EXTRACTED MATERIAL |
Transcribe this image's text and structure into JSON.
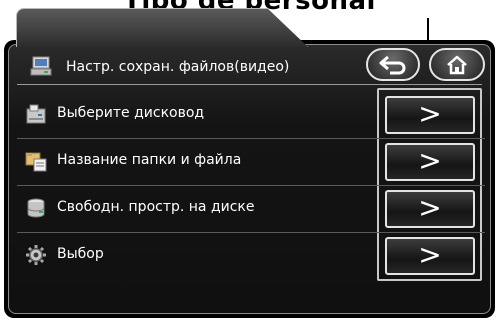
{
  "header": {
    "caption": "Tipo de personal",
    "title": "Настр. сохран. файлов(видео)",
    "back_icon": "back-arrow-icon",
    "home_icon": "home-icon"
  },
  "menu": {
    "items": [
      {
        "label": "Выберите дисковод",
        "icon": "drive-select-icon",
        "arrow": ">"
      },
      {
        "label": "Название папки и файла",
        "icon": "folder-file-icon",
        "arrow": ">"
      },
      {
        "label": "Свободн. простр. на диске",
        "icon": "disk-space-icon",
        "arrow": ">"
      },
      {
        "label": "Выбор",
        "icon": "gear-icon",
        "arrow": ">"
      }
    ]
  },
  "colors": {
    "background": "#000000",
    "text": "#ffffff",
    "border": "#e4e4e4"
  }
}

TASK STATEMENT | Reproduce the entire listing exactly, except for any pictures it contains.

RESPONSE AREA |
Transcribe this image's text and structure into JSON.
{
  "header": {
    "caption": "Tipo de personal",
    "title": "Настр. сохран. файлов(видео)",
    "back_icon": "back-arrow-icon",
    "home_icon": "home-icon"
  },
  "menu": {
    "items": [
      {
        "label": "Выберите дисковод",
        "icon": "drive-select-icon",
        "arrow": ">"
      },
      {
        "label": "Название папки и файла",
        "icon": "folder-file-icon",
        "arrow": ">"
      },
      {
        "label": "Свободн. простр. на диске",
        "icon": "disk-space-icon",
        "arrow": ">"
      },
      {
        "label": "Выбор",
        "icon": "gear-icon",
        "arrow": ">"
      }
    ]
  },
  "colors": {
    "background": "#000000",
    "text": "#ffffff",
    "border": "#e4e4e4"
  }
}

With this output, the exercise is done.